Saturday, 25 July 2015
Alice and the Looking Glass Life
A couple of weeks ago Lorna and I went to see a production of James Reaney's adaption of Alice, Through the Looking Glass at the Confederation Theatre in Charlottetown. The production was interesting—to use a non-committal word. To be more specific it engaged me in a number of areas. I don’t know James Reaney’s interpretation to enable me separate what was his from the director’s stamp on the production. However, aspects of it were not, to my knowledge, contained in the original version by Lewis Carroll.
The production set out to engage the audience directly in what could be considered a post-modern interpretation. The audience was directly engaging with the production by having two lucky young people selected to pull a chord which descended from the ceiling. The audience was also showered at a couple of points with objects—first little packets of jelly beans and then with streamers. It also had bubbles descending on us at various points in the production. I found that, at the least, it didn’t take away from the production if it didn’t necessarily add to it. Another attempt to engage the audience was to have various members of the chorus mug the audience shamelessly at various points. There were other things that tended to distract from the main action. There were, as Lorna pointed out, unfortunate distractions from the meaningful internal and external dialogue that Alice engages in as she attempts to understand the curious world in which she finds herself. Another rather confusing and unclear element was the dressing of the male chorus members in female garb. When it became clear that the rather plain members of the chorus were actually male, the confusion took a turn to wondering why? The idea of the director, Adam Brazier, may have been to capture the confusion of Alice in this inside out world. However, to my way of thinking it would have been more effective to have all chorus members in opposite gender garb as in the looking glass everything is backwards and inside out.

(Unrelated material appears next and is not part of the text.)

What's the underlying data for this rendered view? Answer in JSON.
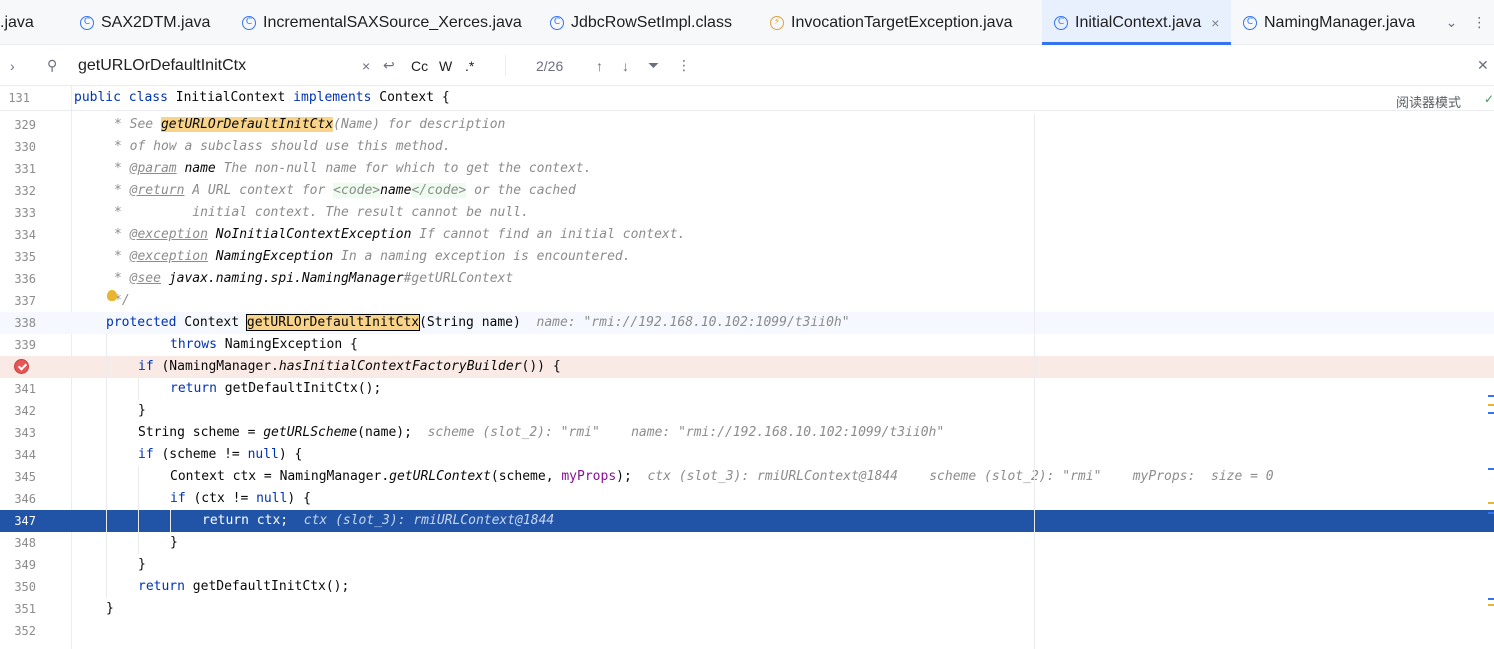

The production did a creditable job of presenting many of Lewis Carroll’s wonderful characters in this dream world; self-satisfied Humpty Dumpty, the poor muddled kindly White Knight, Rosencrantz and Guildenstern—sorry wrong play—I meant the Walrus and the Carpenter and the poor fated singing oysters, Tweedledee and Tweedledum. Natasha Greenblatt’s Alice was wonderful and her performance gave a marvelous interpretation of her character. In all it was definitely worth seeing.
That being said, what truly engaged me was the awareness that all this Wonderland of Alice’s took place in a dream. It harkened back to the Summer Dream and Spirituality Conference that Lorna and I attended at Kanuga Center in Hendersonville North Carolina before coming to the Land of Anne (she of Green Gables). As in The Wizard of Oz, the girl heroine is in a dream world comprised of archetypal characters that are sometimes friendly, sometimes helpful, sometimes frightening, sometimes dangerous, awful and awe-full, and always Wonderful (thinking of Alice’s first adventure). In a dream it is helpful to understand all the images as parts of yourself which are often just those things; friendly, frightening, helpful, dangerous, and awful and awe-full and wonderful.
If Alice’s adventure Through the Looking Glass were my dream what would I make of all those wonderful characters who would be part of me? What part of me is the inflated pompous Humpty Dumpty? Which part of me is the confused, out of touch kindly White Knight who takes things literally? What part is the Carpenter and which the Walrus, both of whom are described by Alice as “very unpleasant characters” eating the poor innocent oysters. Indeed what part of me is the innocent foolish oysters? The mind boggles but they are all there for me to explore. I believe that is a large part of the enduring stories of Alice that Lewis Carroll created. Which character resonates most with you and which do you want to avoid connecting with the most? Enjoy your trip into the Looking Glass World.